Give every entry again, unchanged, and leave its images out.
=-=-=
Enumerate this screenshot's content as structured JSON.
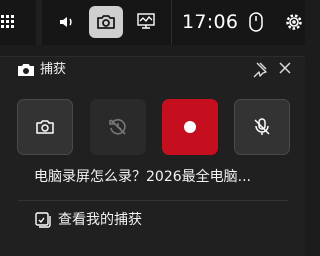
{
  "topbar": {
    "icons": [
      "grid-icon",
      "speaker-icon",
      "camera-icon",
      "performance-icon",
      "mouse-icon",
      "gear-icon"
    ],
    "clock": "17:06",
    "active_color": "#cfcfcf"
  },
  "capture_panel": {
    "title": "捕获",
    "header_icons": [
      "camera-icon",
      "pin-icon",
      "close-icon"
    ],
    "buttons": [
      {
        "name": "screenshot",
        "icon": "camera-icon"
      },
      {
        "name": "record-last-30s",
        "icon": "history-icon",
        "enabled": false
      },
      {
        "name": "start-recording",
        "icon": "record-dot-icon",
        "color": "#c50f1f"
      },
      {
        "name": "microphone",
        "icon": "mic-off-icon",
        "state": "off"
      }
    ],
    "capture_title": "电脑录屏怎么录？2026最全电脑...",
    "gallery_link": "查看我的捕获"
  },
  "colors": {
    "background": "#202020",
    "topbar": "#161616",
    "record": "#c50f1f"
  }
}
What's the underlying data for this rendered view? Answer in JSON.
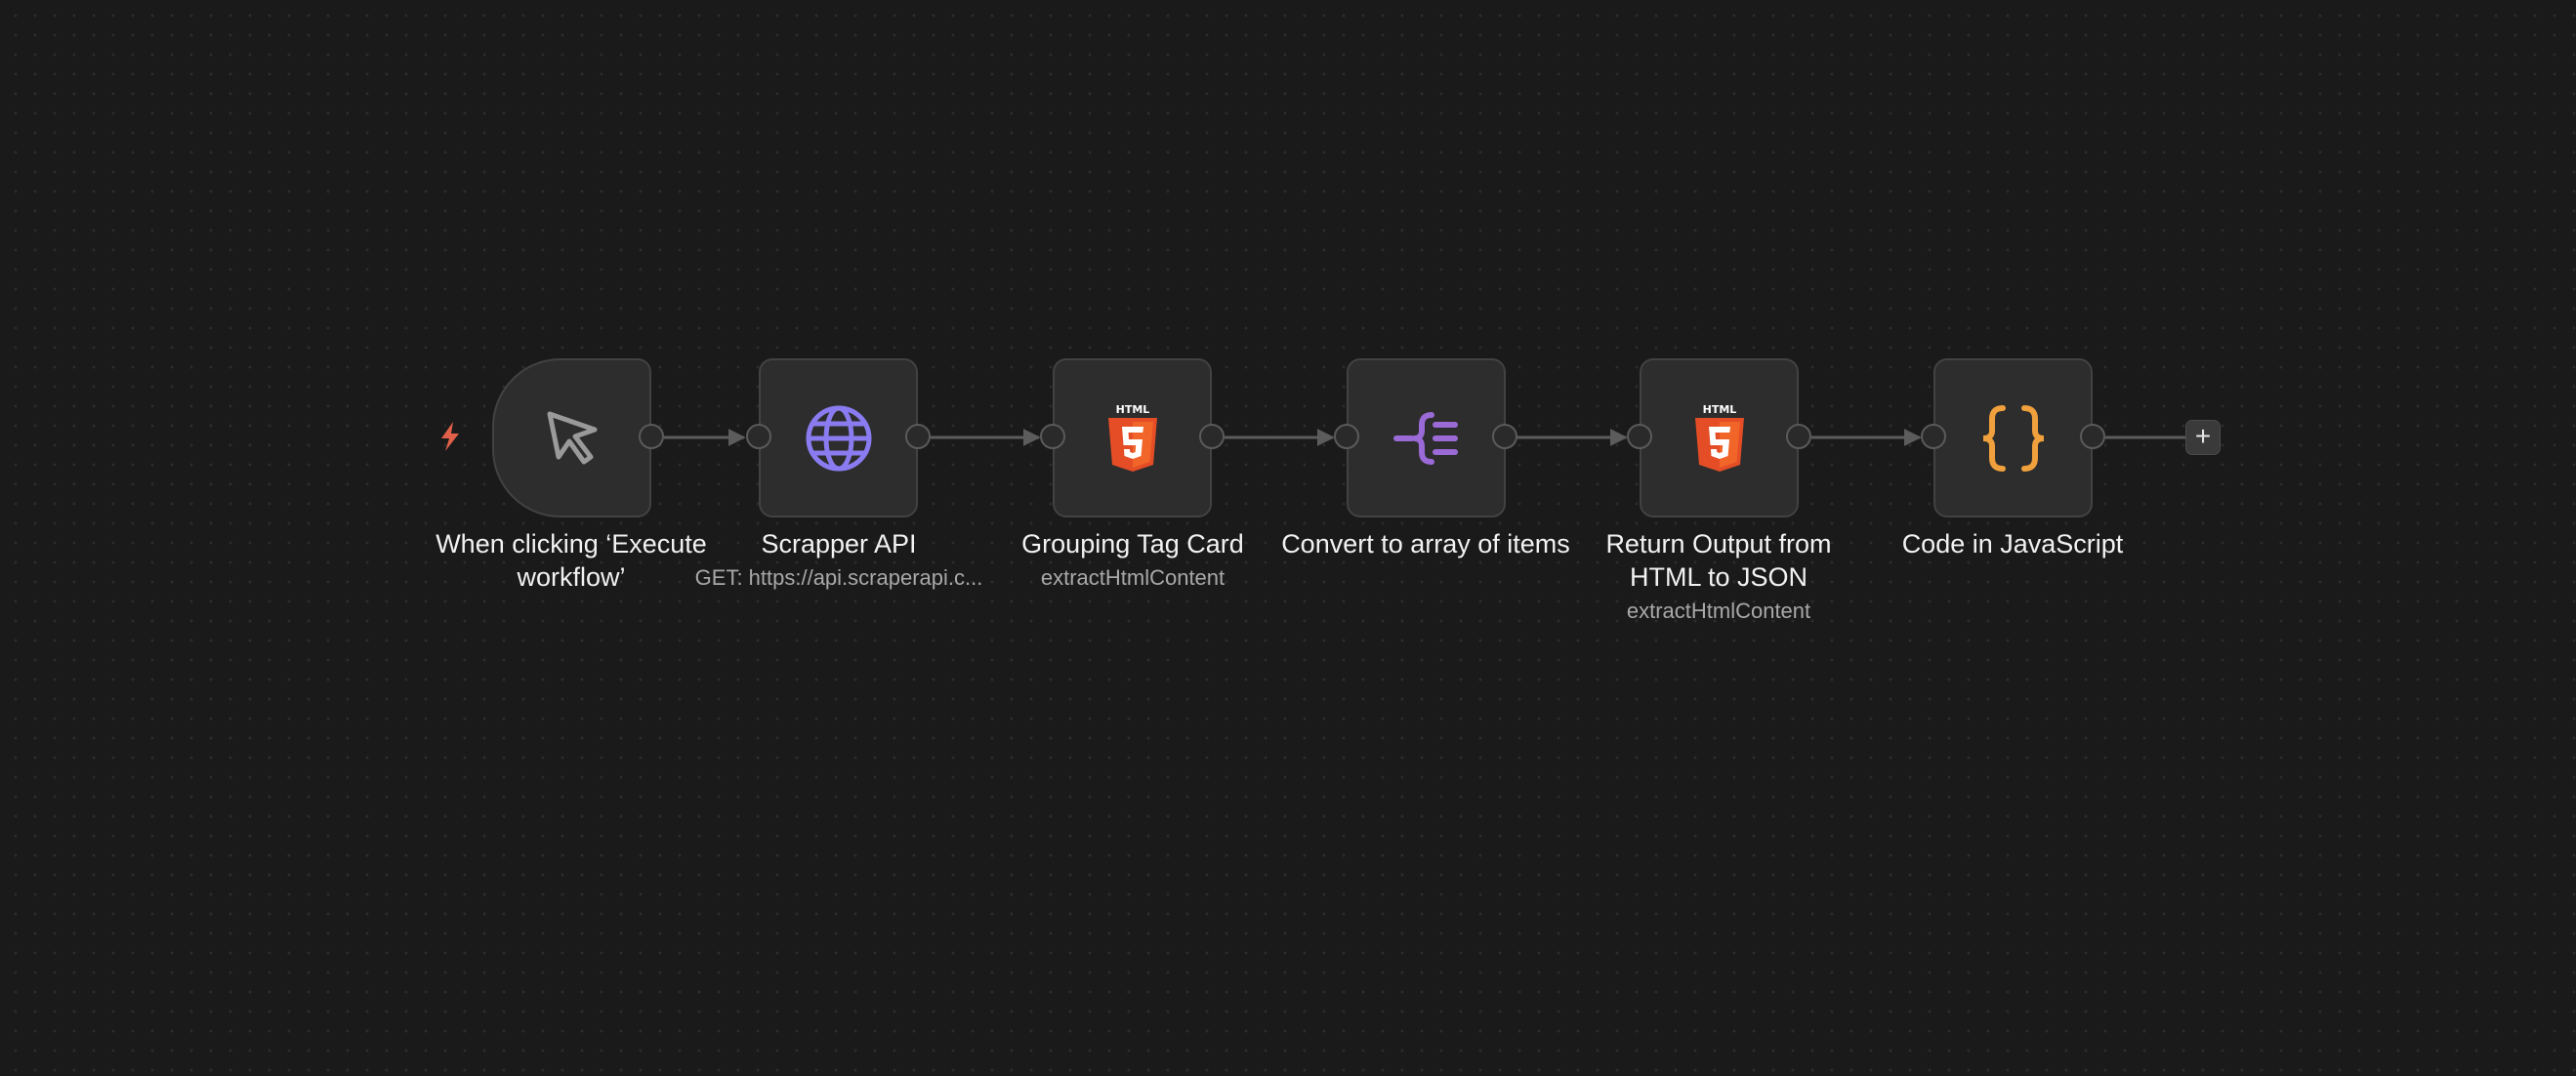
{
  "nodes": [
    {
      "title": "When clicking ‘Execute workflow’",
      "subtitle": "",
      "icon": "cursor-icon"
    },
    {
      "title": "Scrapper API",
      "subtitle": "GET: https://api.scraperapi.c...",
      "icon": "globe-icon"
    },
    {
      "title": "Grouping Tag Card",
      "subtitle": "extractHtmlContent",
      "icon": "html5-icon"
    },
    {
      "title": "Convert to array of items",
      "subtitle": "",
      "icon": "split-out-icon"
    },
    {
      "title": "Return Output from HTML to JSON",
      "subtitle": "extractHtmlContent",
      "icon": "html5-icon"
    },
    {
      "title": "Code in JavaScript",
      "subtitle": "",
      "icon": "braces-icon"
    }
  ],
  "add_button": {
    "label": "+"
  },
  "trigger_icon": "lightning-bolt-icon",
  "colors": {
    "background": "#1a1a1a",
    "node": "#2d2d2d",
    "node_border": "#424242",
    "edge": "#5c5c5c",
    "trigger_bolt": "#e0604a",
    "globe": "#8a7cf0",
    "html5": "#e44d26",
    "split": "#9a6bd6",
    "braces": "#f0a03c"
  }
}
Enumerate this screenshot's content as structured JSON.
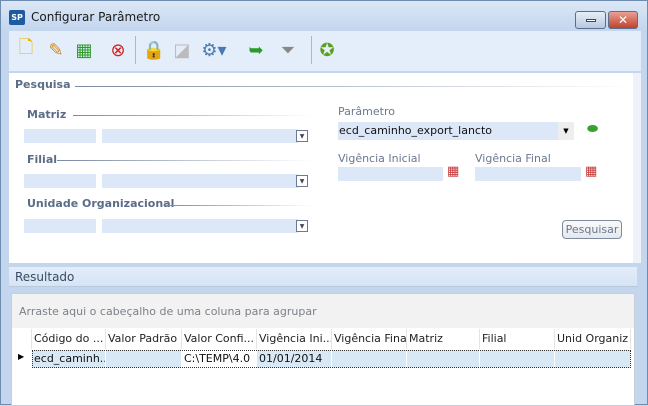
{
  "window": {
    "title": "Configurar Parâmetro",
    "app_icon": "SP"
  },
  "toolbar": {
    "buttons": [
      "new-icon",
      "edit-icon",
      "add-row-icon",
      "delete-icon",
      "lock-icon",
      "ruler-icon",
      "config-icon",
      "export-icon",
      "filter-icon",
      "favorite-icon"
    ]
  },
  "search": {
    "title": "Pesquisa",
    "matriz_label": "Matriz",
    "filial_label": "Filial",
    "unidade_label": "Unidade Organizacional",
    "parametro_label": "Parâmetro",
    "parametro_value": "ecd_caminho_export_lancto",
    "vig_ini_label": "Vigência Inicial",
    "vig_fim_label": "Vigência Final",
    "pesquisar": "Pesquisar"
  },
  "result": {
    "title": "Resultado",
    "group_hint": "Arraste aqui o cabeçalho de uma coluna para agrupar",
    "columns": [
      "Código do ...",
      "Valor Padrão",
      "Valor Confi...",
      "Vigência Ini...",
      "Vigência Final",
      "Matriz",
      "Filial",
      "Unid Organiz"
    ],
    "rows": [
      [
        "ecd_caminh...",
        "",
        "C:\\TEMP\\4.0",
        "01/01/2014",
        "",
        "",
        "",
        ""
      ]
    ]
  }
}
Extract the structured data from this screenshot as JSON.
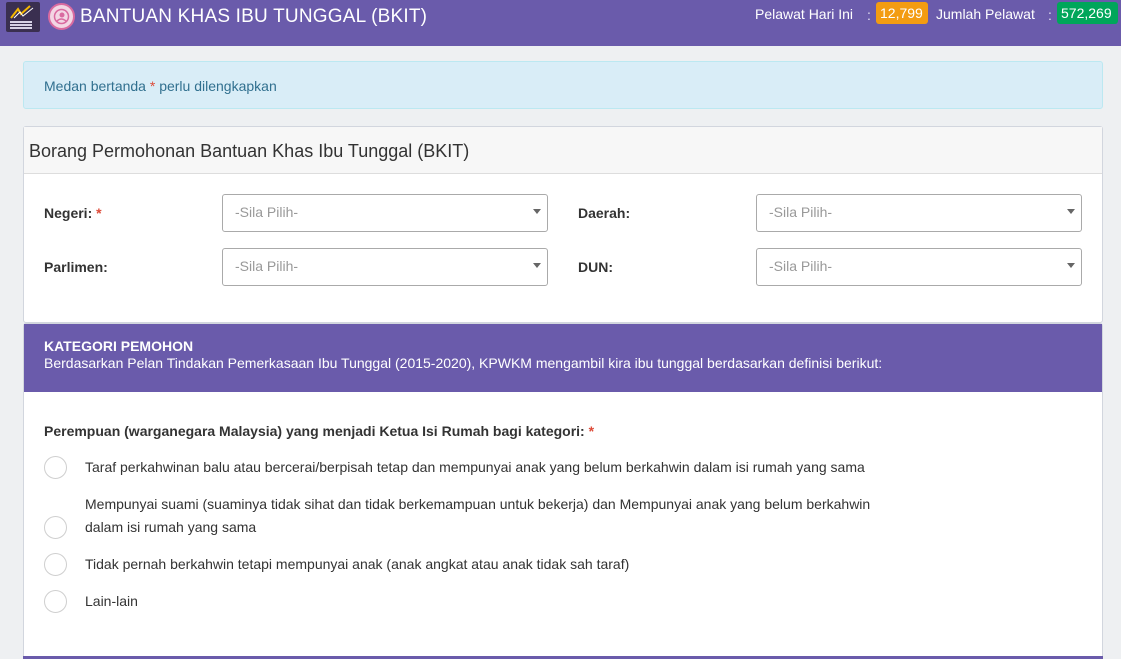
{
  "header": {
    "title": "BANTUAN KHAS IBU TUNGGAL (BKIT)",
    "visitors_today_label": "Pelawat Hari Ini",
    "visitors_today_value": "12,799",
    "total_visitors_label": "Jumlah Pelawat",
    "total_visitors_value": "572,269",
    "colon": ":",
    "colors": {
      "bar": "#6a5bab",
      "badge_today": "#f39c12",
      "badge_total": "#00a65a"
    }
  },
  "alert": {
    "text_before": "Medan bertanda ",
    "asterisk": "*",
    "text_after": " perlu dilengkapkan"
  },
  "form": {
    "title": "Borang Permohonan Bantuan Khas Ibu Tunggal (BKIT)",
    "fields": {
      "negeri": {
        "label": "Negeri:",
        "required": "*",
        "placeholder": "-Sila Pilih-"
      },
      "daerah": {
        "label": "Daerah:",
        "placeholder": "-Sila Pilih-"
      },
      "parlimen": {
        "label": "Parlimen:",
        "placeholder": "-Sila Pilih-"
      },
      "dun": {
        "label": "DUN:",
        "placeholder": "-Sila Pilih-"
      }
    }
  },
  "category": {
    "title": "KATEGORI PEMOHON",
    "description": "Berdasarkan Pelan Tindakan Pemerkasaan Ibu Tunggal (2015-2020), KPWKM mengambil kira ibu tunggal berdasarkan definisi berikut:",
    "question": "Perempuan (warganegara Malaysia) yang menjadi Ketua Isi Rumah bagi kategori:",
    "question_required": "*",
    "options": [
      {
        "line1": "Taraf perkahwinan balu atau bercerai/berpisah tetap dan mempunyai anak yang belum berkahwin dalam isi rumah yang sama"
      },
      {
        "line1": "Mempunyai suami (suaminya tidak sihat dan tidak berkemampuan untuk bekerja) dan Mempunyai anak yang belum berkahwin",
        "line2": "dalam isi rumah yang sama"
      },
      {
        "line1": "Tidak pernah berkahwin tetapi mempunyai anak (anak angkat atau anak tidak sah taraf)"
      },
      {
        "line1": "Lain-lain"
      }
    ]
  }
}
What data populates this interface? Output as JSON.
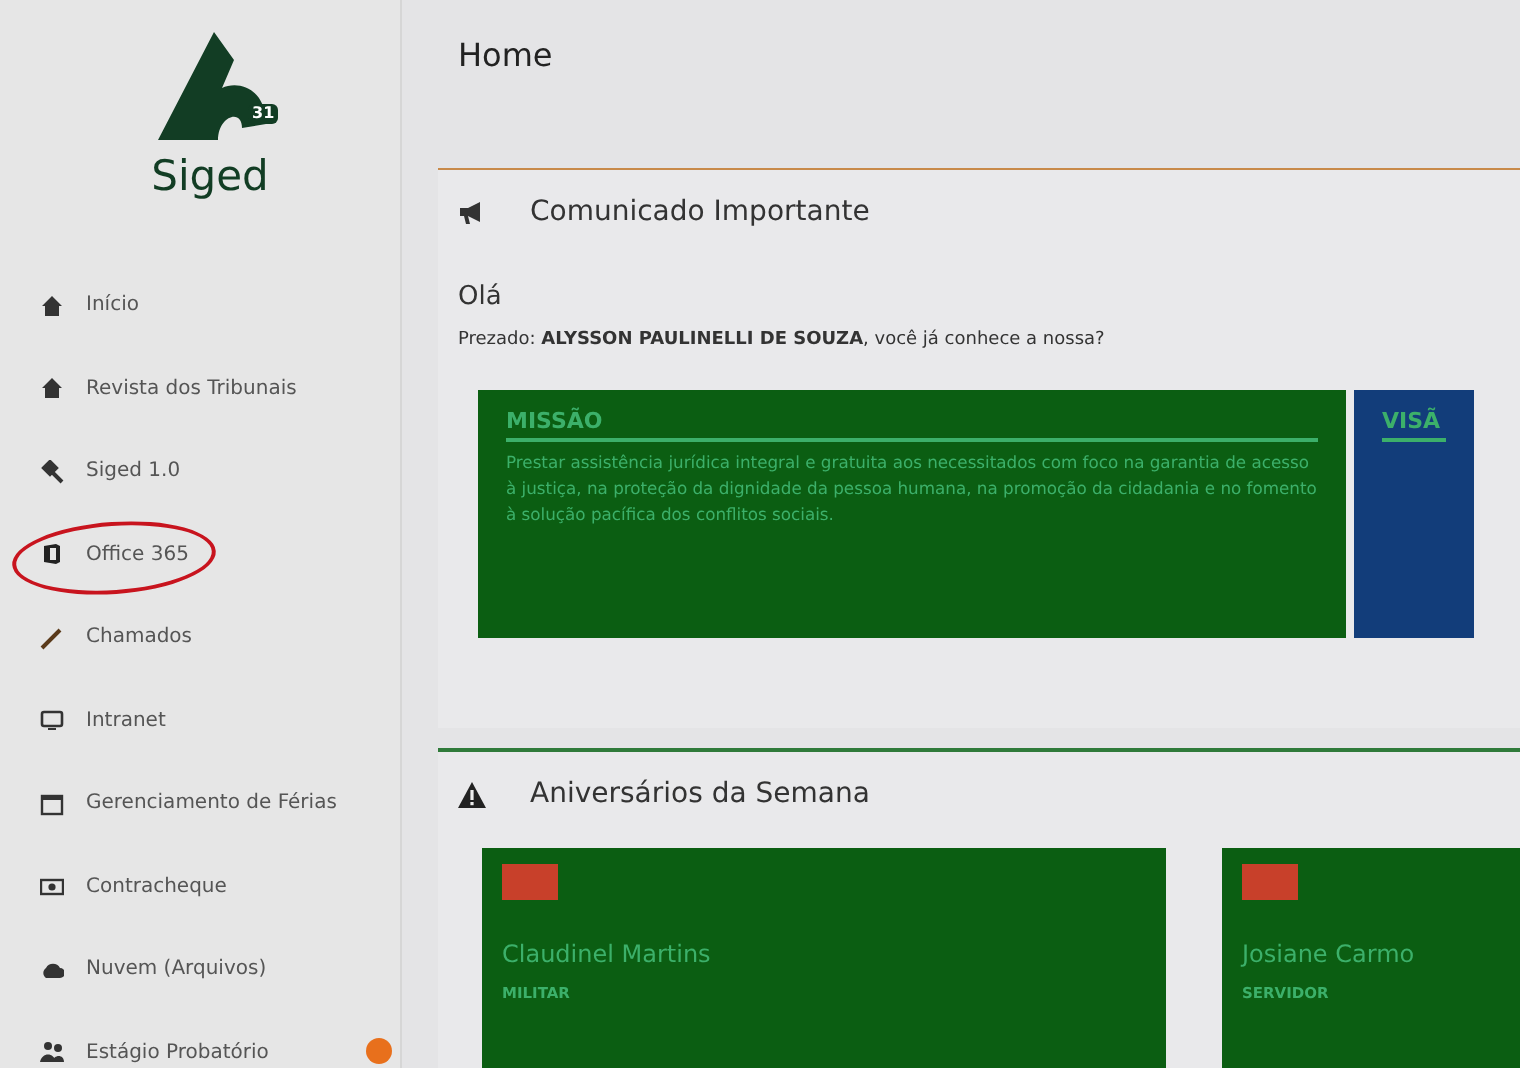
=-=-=
FINISHED TASK:
Enumerate this screenshot's content as structured JSON.
{
  "topbar": {
    "icons": [
      "grid-icon",
      "speaker-icon",
      "camera-icon",
      "performance-icon",
      "mouse-icon",
      "gear-icon"
    ],
    "clock": "17:06",
    "active_color": "#cfcfcf"
  },
  "capture_panel": {
    "title": "捕获",
    "header_icons": [
      "camera-icon",
      "pin-icon",
      "close-icon"
    ],
    "buttons": [
      {
        "name": "screenshot",
        "icon": "camera-icon"
      },
      {
        "name": "record-last-30s",
        "icon": "history-icon",
        "enabled": false
      },
      {
        "name": "start-recording",
        "icon": "record-dot-icon",
        "color": "#c50f1f"
      },
      {
        "name": "microphone",
        "icon": "mic-off-icon",
        "state": "off"
      }
    ],
    "capture_title": "电脑录屏怎么录？2026最全电脑...",
    "gallery_link": "查看我的捕获"
  },
  "colors": {
    "background": "#202020",
    "topbar": "#161616",
    "record": "#c50f1f"
  }
}
What's the underlying data for this rendered view? Answer in JSON.
{
  "nodes": [
    {
      "title": "When clicking ‘Execute workflow’",
      "subtitle": "",
      "icon": "cursor-icon"
    },
    {
      "title": "Scrapper API",
      "subtitle": "GET: https://api.scraperapi.c...",
      "icon": "globe-icon"
    },
    {
      "title": "Grouping Tag Card",
      "subtitle": "extractHtmlContent",
      "icon": "html5-icon"
    },
    {
      "title": "Convert to array of items",
      "subtitle": "",
      "icon": "split-out-icon"
    },
    {
      "title": "Return Output from HTML to JSON",
      "subtitle": "extractHtmlContent",
      "icon": "html5-icon"
    },
    {
      "title": "Code in JavaScript",
      "subtitle": "",
      "icon": "braces-icon"
    }
  ],
  "add_button": {
    "label": "+"
  },
  "trigger_icon": "lightning-bolt-icon",
  "colors": {
    "background": "#1a1a1a",
    "node": "#2d2d2d",
    "node_border": "#424242",
    "edge": "#5c5c5c",
    "trigger_bolt": "#e0604a",
    "globe": "#8a7cf0",
    "html5": "#e44d26",
    "split": "#9a6bd6",
    "braces": "#f0a03c"
  }
}
Enumerate this screenshot's content as structured JSON.
{
  "window": {
    "title": "Configurar Parâmetro",
    "app_icon": "SP"
  },
  "toolbar": {
    "buttons": [
      "new-icon",
      "edit-icon",
      "add-row-icon",
      "delete-icon",
      "lock-icon",
      "ruler-icon",
      "config-icon",
      "export-icon",
      "filter-icon",
      "favorite-icon"
    ]
  },
  "search": {
    "title": "Pesquisa",
    "matriz_label": "Matriz",
    "filial_label": "Filial",
    "unidade_label": "Unidade Organizacional",
    "parametro_label": "Parâmetro",
    "parametro_value": "ecd_caminho_export_lancto",
    "vig_ini_label": "Vigência Inicial",
    "vig_fim_label": "Vigência Final",
    "pesquisar": "Pesquisar"
  },
  "result": {
    "title": "Resultado",
    "group_hint": "Arraste aqui o cabeçalho de uma coluna para agrupar",
    "columns": [
      "Código do ...",
      "Valor Padrão",
      "Valor Confi...",
      "Vigência Ini...",
      "Vigência Final",
      "Matriz",
      "Filial",
      "Unid Organiz"
    ],
    "rows": [
      [
        "ecd_caminh...",
        "",
        "C:\\TEMP\\4.0",
        "01/01/2014",
        "",
        "",
        "",
        ""
      ]
    ]
  }
}
Extract the structured data from this screenshot as JSON.
{
  "header": {
    "title": "BANTUAN KHAS IBU TUNGGAL (BKIT)",
    "visitors_today_label": "Pelawat Hari Ini",
    "visitors_today_value": "12,799",
    "total_visitors_label": "Jumlah Pelawat",
    "total_visitors_value": "572,269",
    "colon": ":",
    "colors": {
      "bar": "#6a5bab",
      "badge_today": "#f39c12",
      "badge_total": "#00a65a"
    }
  },
  "alert": {
    "text_before": "Medan bertanda ",
    "asterisk": "*",
    "text_after": " perlu dilengkapkan"
  },
  "form": {
    "title": "Borang Permohonan Bantuan Khas Ibu Tunggal (BKIT)",
    "fields": {
      "negeri": {
        "label": "Negeri:",
        "required": "*",
        "placeholder": "-Sila Pilih-"
      },
      "daerah": {
        "label": "Daerah:",
        "placeholder": "-Sila Pilih-"
      },
      "parlimen": {
        "label": "Parlimen:",
        "placeholder": "-Sila Pilih-"
      },
      "dun": {
        "label": "DUN:",
        "placeholder": "-Sila Pilih-"
      }
    }
  },
  "category": {
    "title": "KATEGORI PEMOHON",
    "description": "Berdasarkan Pelan Tindakan Pemerkasaan Ibu Tunggal (2015-2020), KPWKM mengambil kira ibu tunggal berdasarkan definisi berikut:",
    "question": "Perempuan (warganegara Malaysia) yang menjadi Ketua Isi Rumah bagi kategori:",
    "question_required": "*",
    "options": [
      {
        "line1": "Taraf perkahwinan balu atau bercerai/berpisah tetap dan mempunyai anak yang belum berkahwin dalam isi rumah yang sama"
      },
      {
        "line1": "Mempunyai suami (suaminya tidak sihat dan tidak berkemampuan untuk bekerja) dan Mempunyai anak yang belum berkahwin",
        "line2": "dalam isi rumah yang sama"
      },
      {
        "line1": "Tidak pernah berkahwin tetapi mempunyai anak (anak angkat atau anak tidak sah taraf)"
      },
      {
        "line1": "Lain-lain"
      }
    ]
  }
}
What data populates this interface? Output as JSON.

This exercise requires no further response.